• **What the task asks**
Go through the data below and return each line where the string "this" occurs.

---- Input data

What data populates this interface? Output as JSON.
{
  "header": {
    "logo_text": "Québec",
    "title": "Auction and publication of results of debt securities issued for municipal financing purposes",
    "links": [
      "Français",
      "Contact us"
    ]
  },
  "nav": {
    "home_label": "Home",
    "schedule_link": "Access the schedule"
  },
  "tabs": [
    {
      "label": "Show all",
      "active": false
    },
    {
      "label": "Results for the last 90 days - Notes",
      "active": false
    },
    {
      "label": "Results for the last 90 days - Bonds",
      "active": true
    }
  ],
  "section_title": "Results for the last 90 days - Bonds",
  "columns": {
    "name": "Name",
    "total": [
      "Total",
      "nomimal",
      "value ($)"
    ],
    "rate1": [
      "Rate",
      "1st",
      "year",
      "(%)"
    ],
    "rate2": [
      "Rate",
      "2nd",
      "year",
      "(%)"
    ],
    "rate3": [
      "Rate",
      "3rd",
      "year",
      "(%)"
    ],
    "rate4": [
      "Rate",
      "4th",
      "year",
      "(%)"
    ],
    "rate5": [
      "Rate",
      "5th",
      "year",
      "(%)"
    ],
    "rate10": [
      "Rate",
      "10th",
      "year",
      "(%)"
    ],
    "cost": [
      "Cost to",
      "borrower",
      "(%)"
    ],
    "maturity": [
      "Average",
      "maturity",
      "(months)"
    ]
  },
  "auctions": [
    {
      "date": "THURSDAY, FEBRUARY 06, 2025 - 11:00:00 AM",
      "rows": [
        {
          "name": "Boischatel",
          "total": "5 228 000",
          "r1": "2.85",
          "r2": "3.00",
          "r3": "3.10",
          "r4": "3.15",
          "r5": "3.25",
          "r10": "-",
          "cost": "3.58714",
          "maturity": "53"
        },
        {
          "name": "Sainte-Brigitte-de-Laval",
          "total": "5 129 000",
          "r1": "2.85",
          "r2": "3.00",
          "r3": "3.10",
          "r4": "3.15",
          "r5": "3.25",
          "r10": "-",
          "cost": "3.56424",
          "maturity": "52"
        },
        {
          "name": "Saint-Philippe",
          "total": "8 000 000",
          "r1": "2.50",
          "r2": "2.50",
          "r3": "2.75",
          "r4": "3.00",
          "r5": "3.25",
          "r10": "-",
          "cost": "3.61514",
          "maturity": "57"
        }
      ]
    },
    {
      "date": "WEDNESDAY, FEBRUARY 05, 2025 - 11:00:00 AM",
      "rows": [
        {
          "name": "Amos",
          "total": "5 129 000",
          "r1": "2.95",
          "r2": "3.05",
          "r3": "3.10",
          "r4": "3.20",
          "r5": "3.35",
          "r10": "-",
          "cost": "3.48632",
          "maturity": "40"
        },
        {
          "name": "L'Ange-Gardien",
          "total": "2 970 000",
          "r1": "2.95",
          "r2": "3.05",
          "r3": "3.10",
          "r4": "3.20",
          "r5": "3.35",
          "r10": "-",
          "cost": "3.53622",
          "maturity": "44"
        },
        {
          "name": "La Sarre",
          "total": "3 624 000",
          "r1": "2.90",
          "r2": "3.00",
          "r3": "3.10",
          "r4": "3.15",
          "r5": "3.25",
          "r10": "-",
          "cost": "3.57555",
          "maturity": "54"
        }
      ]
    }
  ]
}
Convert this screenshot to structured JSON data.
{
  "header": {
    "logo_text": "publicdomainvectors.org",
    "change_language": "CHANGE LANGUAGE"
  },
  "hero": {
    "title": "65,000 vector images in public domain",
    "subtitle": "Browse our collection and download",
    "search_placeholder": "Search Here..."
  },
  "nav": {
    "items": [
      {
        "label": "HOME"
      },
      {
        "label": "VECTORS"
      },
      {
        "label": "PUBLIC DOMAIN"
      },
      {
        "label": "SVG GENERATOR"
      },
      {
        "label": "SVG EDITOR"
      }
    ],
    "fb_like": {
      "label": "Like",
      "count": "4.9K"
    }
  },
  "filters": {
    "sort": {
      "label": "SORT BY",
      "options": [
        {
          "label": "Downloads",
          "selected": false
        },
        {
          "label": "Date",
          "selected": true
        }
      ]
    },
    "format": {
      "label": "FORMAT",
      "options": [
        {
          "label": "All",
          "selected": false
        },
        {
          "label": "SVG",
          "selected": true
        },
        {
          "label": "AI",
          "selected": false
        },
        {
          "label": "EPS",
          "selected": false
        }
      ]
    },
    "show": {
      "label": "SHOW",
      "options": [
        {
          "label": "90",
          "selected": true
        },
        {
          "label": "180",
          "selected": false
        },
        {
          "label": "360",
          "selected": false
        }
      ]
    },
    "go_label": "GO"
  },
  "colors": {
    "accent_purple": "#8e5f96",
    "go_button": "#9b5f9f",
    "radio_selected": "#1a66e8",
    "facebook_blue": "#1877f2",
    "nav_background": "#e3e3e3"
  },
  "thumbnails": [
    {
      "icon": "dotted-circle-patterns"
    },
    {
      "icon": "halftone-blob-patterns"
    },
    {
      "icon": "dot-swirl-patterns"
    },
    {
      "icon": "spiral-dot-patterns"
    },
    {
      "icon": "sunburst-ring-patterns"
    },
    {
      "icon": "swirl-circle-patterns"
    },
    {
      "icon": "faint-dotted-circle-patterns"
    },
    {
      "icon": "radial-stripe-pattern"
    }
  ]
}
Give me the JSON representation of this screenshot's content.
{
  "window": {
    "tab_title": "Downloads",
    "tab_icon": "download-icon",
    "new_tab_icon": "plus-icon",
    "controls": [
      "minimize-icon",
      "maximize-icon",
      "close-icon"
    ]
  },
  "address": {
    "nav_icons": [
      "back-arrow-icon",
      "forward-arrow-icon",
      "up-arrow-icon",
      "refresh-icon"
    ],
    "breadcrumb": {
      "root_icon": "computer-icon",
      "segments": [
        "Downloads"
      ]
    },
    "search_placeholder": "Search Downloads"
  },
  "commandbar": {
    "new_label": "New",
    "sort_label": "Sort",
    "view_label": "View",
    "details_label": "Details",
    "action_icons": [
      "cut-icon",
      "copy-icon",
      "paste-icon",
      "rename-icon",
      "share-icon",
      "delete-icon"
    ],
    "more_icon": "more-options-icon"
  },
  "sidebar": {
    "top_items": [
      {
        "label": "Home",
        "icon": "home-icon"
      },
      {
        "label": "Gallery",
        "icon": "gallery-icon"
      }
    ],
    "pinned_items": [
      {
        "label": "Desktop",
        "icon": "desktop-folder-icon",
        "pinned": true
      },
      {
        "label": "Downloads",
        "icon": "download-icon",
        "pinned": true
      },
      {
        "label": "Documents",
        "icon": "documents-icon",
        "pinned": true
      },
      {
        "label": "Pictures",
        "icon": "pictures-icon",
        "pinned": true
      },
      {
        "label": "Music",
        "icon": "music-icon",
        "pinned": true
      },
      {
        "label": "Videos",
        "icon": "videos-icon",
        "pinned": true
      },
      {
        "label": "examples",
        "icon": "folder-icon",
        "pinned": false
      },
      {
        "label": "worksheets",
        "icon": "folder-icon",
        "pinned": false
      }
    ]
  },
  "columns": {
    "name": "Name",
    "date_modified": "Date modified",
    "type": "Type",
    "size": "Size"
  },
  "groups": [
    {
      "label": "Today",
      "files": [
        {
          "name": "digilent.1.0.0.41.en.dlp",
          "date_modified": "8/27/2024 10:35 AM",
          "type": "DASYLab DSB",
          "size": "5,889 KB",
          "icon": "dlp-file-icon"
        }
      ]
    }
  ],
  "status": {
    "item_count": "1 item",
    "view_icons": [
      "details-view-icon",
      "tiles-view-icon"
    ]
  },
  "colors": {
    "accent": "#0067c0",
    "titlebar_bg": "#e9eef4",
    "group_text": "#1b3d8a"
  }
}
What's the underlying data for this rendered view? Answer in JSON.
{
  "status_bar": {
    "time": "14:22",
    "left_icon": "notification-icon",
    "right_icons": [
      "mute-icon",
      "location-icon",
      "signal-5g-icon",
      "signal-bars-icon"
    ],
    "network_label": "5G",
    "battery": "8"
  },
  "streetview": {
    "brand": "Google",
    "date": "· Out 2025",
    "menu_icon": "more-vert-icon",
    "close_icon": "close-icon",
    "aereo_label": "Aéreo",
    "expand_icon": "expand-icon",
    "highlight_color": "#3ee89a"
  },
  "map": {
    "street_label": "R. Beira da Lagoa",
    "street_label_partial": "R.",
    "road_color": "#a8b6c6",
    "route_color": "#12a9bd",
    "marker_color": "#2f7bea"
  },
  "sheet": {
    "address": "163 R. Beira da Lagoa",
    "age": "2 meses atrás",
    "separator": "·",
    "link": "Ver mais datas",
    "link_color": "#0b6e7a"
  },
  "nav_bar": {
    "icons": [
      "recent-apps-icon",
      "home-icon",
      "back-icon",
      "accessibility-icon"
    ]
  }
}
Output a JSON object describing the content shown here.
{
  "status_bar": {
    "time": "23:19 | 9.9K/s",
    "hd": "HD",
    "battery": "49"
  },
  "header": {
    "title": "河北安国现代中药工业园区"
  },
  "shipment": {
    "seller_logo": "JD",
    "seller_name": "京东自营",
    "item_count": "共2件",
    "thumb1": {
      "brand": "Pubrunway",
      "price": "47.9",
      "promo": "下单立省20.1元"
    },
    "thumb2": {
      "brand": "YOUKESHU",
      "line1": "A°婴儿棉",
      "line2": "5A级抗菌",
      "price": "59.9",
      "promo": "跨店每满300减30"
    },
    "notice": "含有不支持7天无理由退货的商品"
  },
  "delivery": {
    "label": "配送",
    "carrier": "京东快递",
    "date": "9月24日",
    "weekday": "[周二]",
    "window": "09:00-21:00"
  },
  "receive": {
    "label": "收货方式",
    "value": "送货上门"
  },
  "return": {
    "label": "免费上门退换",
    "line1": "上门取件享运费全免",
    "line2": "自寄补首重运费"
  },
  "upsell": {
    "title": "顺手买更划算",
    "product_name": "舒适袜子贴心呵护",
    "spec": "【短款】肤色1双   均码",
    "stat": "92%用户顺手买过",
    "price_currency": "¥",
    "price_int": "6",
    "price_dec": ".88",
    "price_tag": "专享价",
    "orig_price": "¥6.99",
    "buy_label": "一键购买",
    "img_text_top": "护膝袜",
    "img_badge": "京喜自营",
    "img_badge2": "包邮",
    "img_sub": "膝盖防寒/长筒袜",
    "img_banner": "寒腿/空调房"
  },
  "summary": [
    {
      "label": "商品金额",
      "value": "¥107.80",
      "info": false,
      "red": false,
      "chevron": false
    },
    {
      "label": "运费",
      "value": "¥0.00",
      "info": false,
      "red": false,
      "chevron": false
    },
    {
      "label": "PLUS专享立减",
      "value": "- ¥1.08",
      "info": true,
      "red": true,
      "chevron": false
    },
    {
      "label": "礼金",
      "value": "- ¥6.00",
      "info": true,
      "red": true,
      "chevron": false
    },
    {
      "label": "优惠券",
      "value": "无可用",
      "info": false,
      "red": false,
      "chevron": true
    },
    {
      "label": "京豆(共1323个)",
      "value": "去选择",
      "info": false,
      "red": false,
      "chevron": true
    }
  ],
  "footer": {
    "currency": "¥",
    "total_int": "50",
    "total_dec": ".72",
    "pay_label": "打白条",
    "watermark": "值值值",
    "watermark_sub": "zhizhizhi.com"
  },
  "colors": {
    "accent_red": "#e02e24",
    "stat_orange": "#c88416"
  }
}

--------

• **Solved problem**
What data populates this interface? Output as JSON.
Convert this screenshot to structured JSON data.
Give me the JSON representation of this screenshot's content.
What's the underlying data for this rendered view? Answer in JSON.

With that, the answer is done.